UKT&I report highlights construction opportunities in Russia for 2014 Winter Games
British firms are being encouraged to bid for up to $20bn of construction work surrounding the 2014 Winter Olympics in Sochi, Russia.
A new report from UK Trade & Investment (UKT&I) says that UK construction, engineering and architectural expertise is in an excellent position to benefit from the colossal new build required for the 2014 Games.
As much as 80% of the venues and infrastructure needed for the Games must be built from scratch, and the Sochi organising committee has been given a federal grant of $12bn to build it.
But infrastructure works elsewhere in Krasnodar Krai, the Russian region in which the city lies, and private sector developments surrounding the Games, means that there is up to $20bn of work up for grabs.

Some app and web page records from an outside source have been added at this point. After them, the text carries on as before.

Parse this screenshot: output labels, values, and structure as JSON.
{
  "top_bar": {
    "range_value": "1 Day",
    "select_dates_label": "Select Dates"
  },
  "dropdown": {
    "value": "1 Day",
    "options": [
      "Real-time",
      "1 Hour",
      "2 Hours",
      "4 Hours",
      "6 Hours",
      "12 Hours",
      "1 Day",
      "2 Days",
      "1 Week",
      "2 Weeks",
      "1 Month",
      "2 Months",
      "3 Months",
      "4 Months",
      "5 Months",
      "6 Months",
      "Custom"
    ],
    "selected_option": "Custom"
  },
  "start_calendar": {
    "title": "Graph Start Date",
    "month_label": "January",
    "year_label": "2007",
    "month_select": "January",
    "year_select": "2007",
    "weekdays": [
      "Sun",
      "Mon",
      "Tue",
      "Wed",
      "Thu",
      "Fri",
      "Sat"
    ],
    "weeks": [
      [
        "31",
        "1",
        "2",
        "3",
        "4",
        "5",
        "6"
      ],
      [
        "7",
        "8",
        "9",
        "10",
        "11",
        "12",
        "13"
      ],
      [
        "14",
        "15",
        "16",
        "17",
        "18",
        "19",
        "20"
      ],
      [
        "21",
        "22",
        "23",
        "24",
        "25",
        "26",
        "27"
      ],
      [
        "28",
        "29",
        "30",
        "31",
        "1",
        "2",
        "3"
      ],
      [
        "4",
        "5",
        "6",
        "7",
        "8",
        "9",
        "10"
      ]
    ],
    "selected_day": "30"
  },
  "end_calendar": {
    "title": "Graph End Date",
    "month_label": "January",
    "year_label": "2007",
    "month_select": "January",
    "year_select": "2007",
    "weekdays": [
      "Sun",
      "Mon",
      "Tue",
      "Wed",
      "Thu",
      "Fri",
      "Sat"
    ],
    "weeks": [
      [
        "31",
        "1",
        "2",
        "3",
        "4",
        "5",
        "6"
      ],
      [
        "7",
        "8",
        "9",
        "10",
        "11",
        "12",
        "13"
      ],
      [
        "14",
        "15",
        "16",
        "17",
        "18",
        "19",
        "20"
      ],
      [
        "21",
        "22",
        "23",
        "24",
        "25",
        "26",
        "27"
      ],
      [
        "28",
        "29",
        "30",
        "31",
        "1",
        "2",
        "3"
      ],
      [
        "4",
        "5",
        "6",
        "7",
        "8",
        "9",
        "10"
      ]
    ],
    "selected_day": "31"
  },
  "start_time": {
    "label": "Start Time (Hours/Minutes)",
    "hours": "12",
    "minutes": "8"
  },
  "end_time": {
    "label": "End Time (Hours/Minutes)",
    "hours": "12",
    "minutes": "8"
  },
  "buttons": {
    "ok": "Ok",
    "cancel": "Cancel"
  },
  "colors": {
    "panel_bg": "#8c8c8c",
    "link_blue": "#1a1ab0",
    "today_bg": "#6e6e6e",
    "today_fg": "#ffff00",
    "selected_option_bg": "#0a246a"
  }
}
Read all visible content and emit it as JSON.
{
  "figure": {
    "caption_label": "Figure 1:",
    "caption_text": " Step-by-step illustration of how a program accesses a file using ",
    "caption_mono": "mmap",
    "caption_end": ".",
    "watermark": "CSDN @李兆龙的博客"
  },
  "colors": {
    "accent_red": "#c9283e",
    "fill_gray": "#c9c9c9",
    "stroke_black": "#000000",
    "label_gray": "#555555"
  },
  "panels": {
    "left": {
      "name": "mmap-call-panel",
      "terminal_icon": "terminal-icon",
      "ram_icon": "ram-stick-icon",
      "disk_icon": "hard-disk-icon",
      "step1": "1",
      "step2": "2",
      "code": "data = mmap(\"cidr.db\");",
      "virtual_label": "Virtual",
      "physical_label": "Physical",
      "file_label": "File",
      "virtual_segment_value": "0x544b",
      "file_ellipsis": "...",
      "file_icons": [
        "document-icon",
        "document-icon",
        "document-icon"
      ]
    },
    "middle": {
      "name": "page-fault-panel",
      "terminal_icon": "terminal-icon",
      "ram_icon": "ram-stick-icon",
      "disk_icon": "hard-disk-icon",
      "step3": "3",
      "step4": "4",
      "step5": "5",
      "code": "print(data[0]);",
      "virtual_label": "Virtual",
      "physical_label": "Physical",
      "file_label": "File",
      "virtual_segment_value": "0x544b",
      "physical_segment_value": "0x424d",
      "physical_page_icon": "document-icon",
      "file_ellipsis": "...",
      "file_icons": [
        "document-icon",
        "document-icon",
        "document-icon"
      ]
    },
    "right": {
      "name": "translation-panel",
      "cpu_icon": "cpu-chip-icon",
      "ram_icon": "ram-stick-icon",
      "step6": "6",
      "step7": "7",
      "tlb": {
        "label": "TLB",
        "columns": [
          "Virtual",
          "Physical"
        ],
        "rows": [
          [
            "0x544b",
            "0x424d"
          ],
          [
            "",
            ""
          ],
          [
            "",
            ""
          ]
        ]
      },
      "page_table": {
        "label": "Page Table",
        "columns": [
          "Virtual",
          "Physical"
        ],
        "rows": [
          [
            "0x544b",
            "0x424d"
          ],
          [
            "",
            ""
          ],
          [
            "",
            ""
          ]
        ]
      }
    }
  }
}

This includes a total of 218 construction projects directly related to the Games, transportation improvements to road, rail and shipping infrastructure, and hotels and leisure projects in the city itself. Sochi will more or less double in size in the run-up to the Games, and much of this development is being funded by the federal government.
One company that has already received an invitation to tender is the Newcastle-based architect and urban design practice IDPartnership.
Mark Massey, a senior partner at IDPartnership, visited Moscow with UKT&I to discuss opportunities. The company has already been asked to submit proposals for a sustainable masterplan for Sochi 2014.
Massey said: “I was astonished by the warm reception our sustainable infrastructure proposals received. We like to think that in the West we are business-minded and open to entrepreneurial ideas; however, our new Russian colleagues amazed me.”
Another UK company that has already received work from the build-up to 2014 is Wilkinson Eyre, which is to build a training ground for the Winter Olympics in nearby Nizhny Novgorod.
The UKT&I report, which details all 218 projects related to the Games, can be obtained by visiting www.uktradeinvest.gov.uk or calling +44 (0)20 7215 8000.